The American nonprofit medical center Mayo Clinic and the Dutch blockchain firm Triall have teamed up to improve clinical trial design and data administration, according to an announcement made on Thursday.
A nonprofit organization dedicated to clinical practice, education, and research, Mayo Clinic offers expert, comprehensive care to anybody in need of recovery.
According to Newsweek and U.S. News and World Report, this hospital is named No. 1 in the country for the years 2022–2023.
The 73,000-strong Mayo Clinic staff provides care for more than 1.4 million patients with serious or complex illnesses each year who come from all 50 U.S. states as well as 140 other nations.
A two-year multi-center pulmonary arterial hypertension clinical trial involving 10 research centers and more than 500 patients will be supported by Triall’s eClinical platform beginning in September.
The program will assist with tasks including data collection, document management, study oversight, and consent.
According to Triall, the goal of the partnership is to use blockchain technology to establish an immutable public ledger audit trail in order to strengthen the integrity of clinical studies.
When no one can alter the records, researchers, regulators, and stakeholders can study and evaluate such trial-related data with confidence.
According to estimates, a clinical trial in the United States will typically cost $19 million.
From the preclinical stage through the end, approval rates for novel chemical entities and biologics typically range between 10% and 20% and can frequently require years of research.
Verial eTMF, which was introduced by Triall in 2018, is the company’s first blockchain product. It helps researchers to produce verifiable evidence of the clinical trial materials’ authenticity, such as patient diagnosis information.
Additionally, through eClinical, the company is creating APIs that will allow connected third-party clinical trial software suppliers to use Triall’s blockchain infrastructure.

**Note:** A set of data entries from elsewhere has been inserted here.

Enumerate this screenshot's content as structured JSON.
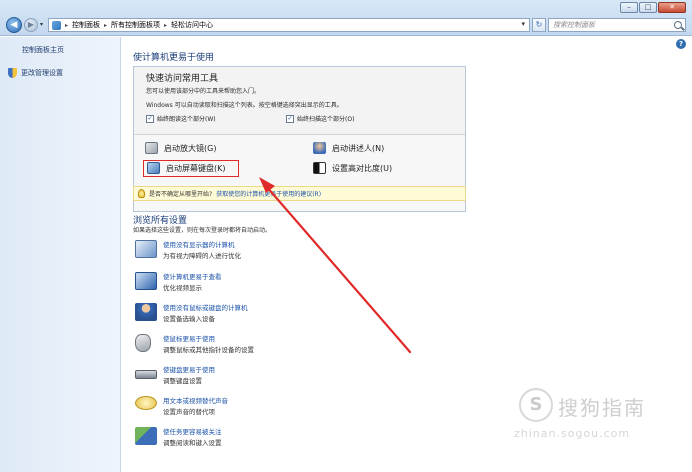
{
  "window": {
    "minimize_label": "–",
    "maximize_label": "□",
    "close_label": "✕"
  },
  "address": {
    "breadcrumbs": [
      "控制面板",
      "所有控制面板项",
      "轻松访问中心"
    ],
    "search_placeholder": "搜索控制面板"
  },
  "sidebar": {
    "items": [
      {
        "label": "控制面板主页"
      },
      {
        "label": "更改管理设置"
      }
    ]
  },
  "main": {
    "title": "使计算机更易于使用",
    "quick": {
      "title": "快速访问常用工具",
      "desc": "您可以使用该部分中的工具来帮助您入门。",
      "desc2": "Windows 可以自动读取和扫描这个列表。按空格键选择突出显示的工具。",
      "check1": "始终朗读这个部分(W)",
      "check2": "始终扫描这个部分(O)",
      "tools": [
        {
          "label": "启动放大镜(G)"
        },
        {
          "label": "启动讲述人(N)"
        },
        {
          "label": "启动屏幕键盘(K)"
        },
        {
          "label": "设置高对比度(U)"
        }
      ]
    },
    "tip": {
      "static": "是否不确定从哪里开始?",
      "link": "获取使您的计算机更易于使用的建议(R)"
    },
    "browse": {
      "title": "浏览所有设置",
      "desc": "如果选择这些设置，则在每次登录时都将自动启动。",
      "items": [
        {
          "link": "使用没有显示器的计算机",
          "sub": "为有视力障碍的人进行优化"
        },
        {
          "link": "使计算机更易于查看",
          "sub": "优化视频显示"
        },
        {
          "link": "使用没有鼠标或键盘的计算机",
          "sub": "设置备选输入设备"
        },
        {
          "link": "使鼠标更易于使用",
          "sub": "调整鼠标或其他指针设备的设置"
        },
        {
          "link": "使键盘更易于使用",
          "sub": "调整键盘设置"
        },
        {
          "link": "用文本或视频替代声音",
          "sub": "设置声音的替代项"
        },
        {
          "link": "使任务更容易被关注",
          "sub": "调整阅读和键入设置"
        }
      ]
    }
  },
  "watermark": {
    "logo": "S",
    "text": "搜狗指南",
    "url": "zhinan.sogou.com"
  },
  "colors": {
    "link": "#1a52a8",
    "annotation": "#e02a2a"
  }
}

For ecosystem utility, such as compensating clinical trial participants, the native TRL coin is created. If the project is a success, Triall intends to continue working with the Mayo Clinic on decentralized medical research.